At BrooklynSpeaks session, most agree on traffic and transportation proposals, but tough questions and political fights await (permit parking? Flatbush Ave. change?)

The BrooklynSpeaks proposals regarding transportation and traffic (my preview ) got a general endorsement from the more than 60 people who attended an online session 1/19/22, even as they expressed general dismay about conditions in the area around the Barclays Center and larger Atlantic Yards/Pacific Park project.. Posted below is the video of the presentation, as well as the presentation board/slideshow, but those wishing to comment on the document should go to the  posting here . Uncontroversial asks After all, who could object to calls for new subway entrances to the expected building at Site 5 across Flatbush Avenue from the arena, longtime home to P.C. Richard and Modell’s. It’s approved for a large building, 250 feet and 439,050 square feet, but the Atlantic Yards/Pacific Park developers want to move bulk from the unbuilt “Miss Brooklyn” tower, once slated to loom over the arena, across the street, creating a two-tower project that could rise 80 stories and exceed 1.1 million sq

The Warriors' part-owner's gaffe: no one cares about Uyghur oppression (some do, but NBA can't care much)

Warriors Part Owner’s Uyghur Comments Fuel More NBA China Controversy , Yahoo reported 1/18/22: Warriors minority owner and billionaire venture capitalist Chamath Palihapitiya drew unwanted attention after saying on The All-In podcast that “nobody cares” about the genocide of Uyghur people in China ’s Xinjiang region—an ongoing human rights issue criticized by the U.S. and other countries worldwide. “Of all the things I care about, it is below my line,” Palihapitiya said on the podcast. The Human Rights Project called his comments “revolting,” while the Campaign for Uyghurs said the comments “were unacceptable and contribute towards an environment of apathy towards one of the greatest atrocities of our time.” Then he apologized, and the Warriors said his views “certainly don’t reflect those of our organization.” But this was a "gaffe" in the sense that he spoke an uncomfortable truth, that few care, and that the NBA relies on the China market. And if it came to the Brooklyn N

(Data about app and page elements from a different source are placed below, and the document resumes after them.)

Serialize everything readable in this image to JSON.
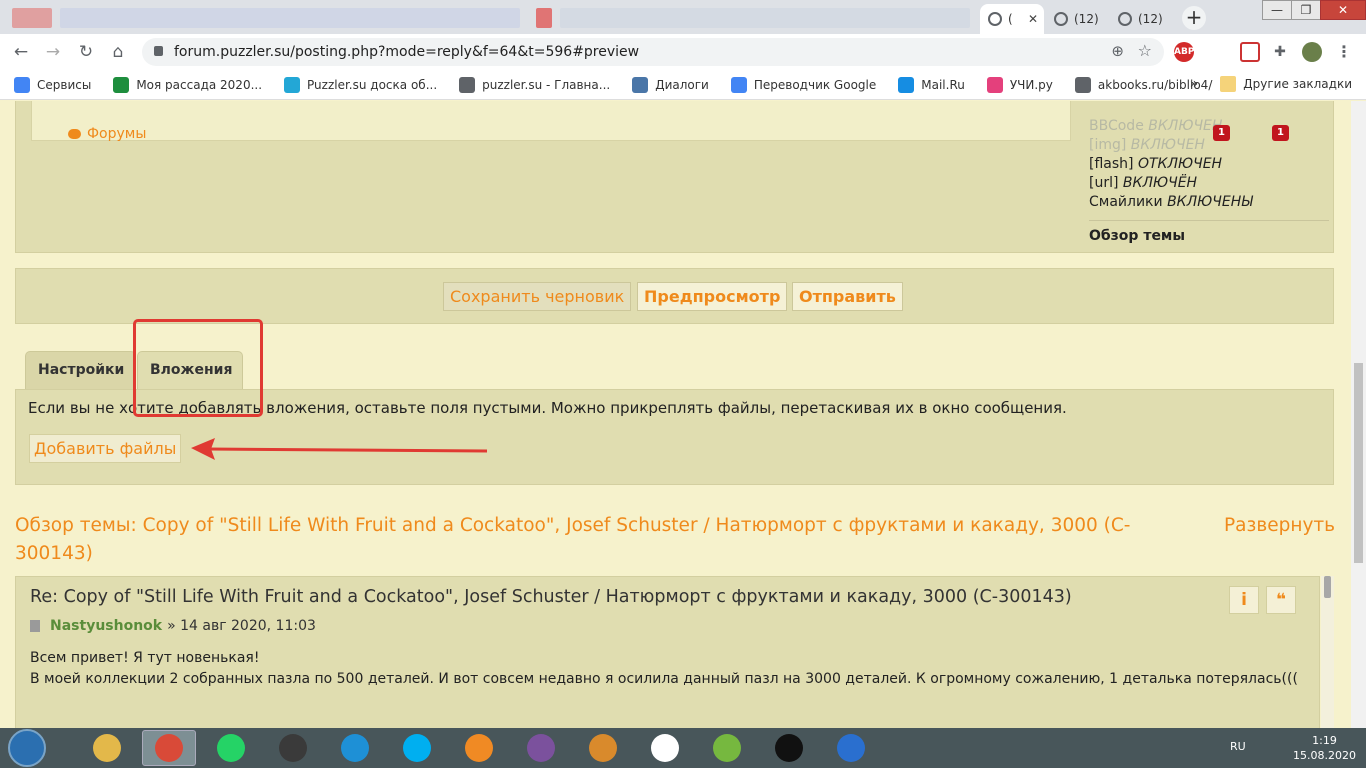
{
  "browser": {
    "tabs": [
      {
        "title": "("
      },
      {
        "title": "(12)"
      },
      {
        "title": "(12)"
      }
    ],
    "new_tab_label": "+",
    "window_controls": {
      "minimize": "—",
      "maximize": "❐",
      "close": "✕"
    },
    "address": "forum.puzzler.su/posting.php?mode=reply&f=64&t=596#preview",
    "extensions": {
      "abp": "ABP"
    },
    "bookmarks": [
      {
        "label": "Сервисы",
        "icon": "apps-grid-icon",
        "color": "#4285f4"
      },
      {
        "label": "Моя рассада 2020...",
        "icon": "green-plus-icon",
        "color": "#1e8e3e"
      },
      {
        "label": "Puzzler.su доска об...",
        "icon": "puzzler-icon",
        "color": "#23a7d6"
      },
      {
        "label": "puzzler.su - Главна...",
        "icon": "globe-icon",
        "color": "#5f6368"
      },
      {
        "label": "Диалоги",
        "icon": "chat-icon",
        "color": "#4a76a8"
      },
      {
        "label": "Переводчик Google",
        "icon": "translate-icon",
        "color": "#4285f4"
      },
      {
        "label": "Mail.Ru",
        "icon": "mailru-icon",
        "color": "#168de2"
      },
      {
        "label": "УЧИ.ру",
        "icon": "uchi-icon",
        "color": "#e4407c"
      },
      {
        "label": "akbooks.ru/biblio4/",
        "icon": "globe-icon",
        "color": "#5f6368"
      }
    ],
    "bookmarks_more": "»",
    "other_bookmarks": "Другие закладки"
  },
  "forum": {
    "forums_link": "Форумы",
    "options": {
      "bbcode_label": "BBCode",
      "bbcode_state": "ВКЛЮЧЕН",
      "img_label": "[img]",
      "img_state": "ВКЛЮЧЕН",
      "flash_label": "[flash]",
      "flash_state": "ОТКЛЮЧЕН",
      "url_label": "[url]",
      "url_state": "ВКЛЮЧЁН",
      "smilies_label": "Смайлики",
      "smilies_state": "ВКЛЮЧЕНЫ",
      "topic_review": "Обзор темы"
    },
    "notification_badges": [
      "1",
      "1"
    ],
    "buttons": {
      "save_draft": "Сохранить черновик",
      "preview": "Предпросмотр",
      "submit": "Отправить"
    },
    "panel_tabs": [
      {
        "label": "Настройки"
      },
      {
        "label": "Вложения"
      }
    ],
    "attachments": {
      "hint": "Если вы не хотите добавлять вложения, оставьте поля пустыми. Можно прикреплять файлы, перетаскивая их в окно сообщения.",
      "add_files": "Добавить файлы"
    },
    "review": {
      "title": "Обзор темы: Copy of \"Still Life With Fruit and a Cockatoo\", Josef Schuster / Натюрморт с фруктами и какаду, 3000 (C-300143)",
      "expand": "Развернуть"
    },
    "post": {
      "title": "Re: Copy of \"Still Life With Fruit and a Cockatoo\", Josef Schuster / Натюрморт с фруктами и какаду, 3000 (C-300143)",
      "author": "Nastyushonok",
      "date": "» 14 авг 2020, 11:03",
      "body_line1": "Всем привет! Я тут новенькая!",
      "body_line2": "В моей коллекции 2 собранных пазла по 500 деталей. И вот совсем недавно я осилила данный пазл на 3000 деталей. К огромному сожалению, 1 деталька потерялась(((",
      "info_button": "i",
      "quote_button": "❝"
    }
  },
  "taskbar": {
    "lang": "RU",
    "time": "1:19",
    "date": "15.08.2020",
    "apps": [
      {
        "icon": "explorer-icon",
        "color": "#e3b84a"
      },
      {
        "icon": "chrome-icon",
        "color": "#d94a38"
      },
      {
        "icon": "whatsapp-icon",
        "color": "#25d366"
      },
      {
        "icon": "game-soldier-icon",
        "color": "#3a3a3a"
      },
      {
        "icon": "internet-explorer-icon",
        "color": "#1e90d6"
      },
      {
        "icon": "skype-icon",
        "color": "#00aff0"
      },
      {
        "icon": "media-player-icon",
        "color": "#f08a24"
      },
      {
        "icon": "viber-icon",
        "color": "#7b519d"
      },
      {
        "icon": "counter-strike-icon",
        "color": "#d98a2c"
      },
      {
        "icon": "yandex-browser-icon",
        "color": "#ffffff"
      },
      {
        "icon": "utorrent-icon",
        "color": "#76b83f"
      },
      {
        "icon": "settings-gear-icon",
        "color": "#111111"
      },
      {
        "icon": "ufo-app-icon",
        "color": "#2a6fcf"
      }
    ]
  },
  "colors": {
    "accent_orange": "#ef8a1c",
    "panel_bg": "#e0ddb0",
    "page_bg": "#f6f2cc",
    "annotation_red": "#e03a32",
    "author_green": "#5a8d3a"
  }
}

If Marc Benioff, "Davos Man," represents billionaire hypocrisy--giving prominent charity while working the system--what of sports team owners like the Nets' Tsai?

The New York Times Sunday Business section last week published  C.E.O.s Were Our Heroes, at Least According to Them , a surprisingly tart essay from Peter S. Goodman, which--ah, makes sense--was adapted from his new book “ Davos Man: How the Billionaires Devoured the World .” He focuses on mega-wealthy Salesforce founder Marc Benioff, who during last year's World Economic Forum--held online, rather than in the Swiss Alps village of Davos--claimed that CEOs were "the ones who stepped forward with their financial resources, their corporate resources, their employees, their factories, and pivoted rapidly — not for profit, but to save the world." Yes, acknowledges Goodman, Benioff had helped get protective gear to U.S. hospitals thanks to his connections in China. He adds: But it was also fair to ask a pertinent question: Why was the wealthiest, most powerful country on earth dependent on the charity of a profit-making software company to outfit medical personnel with basic p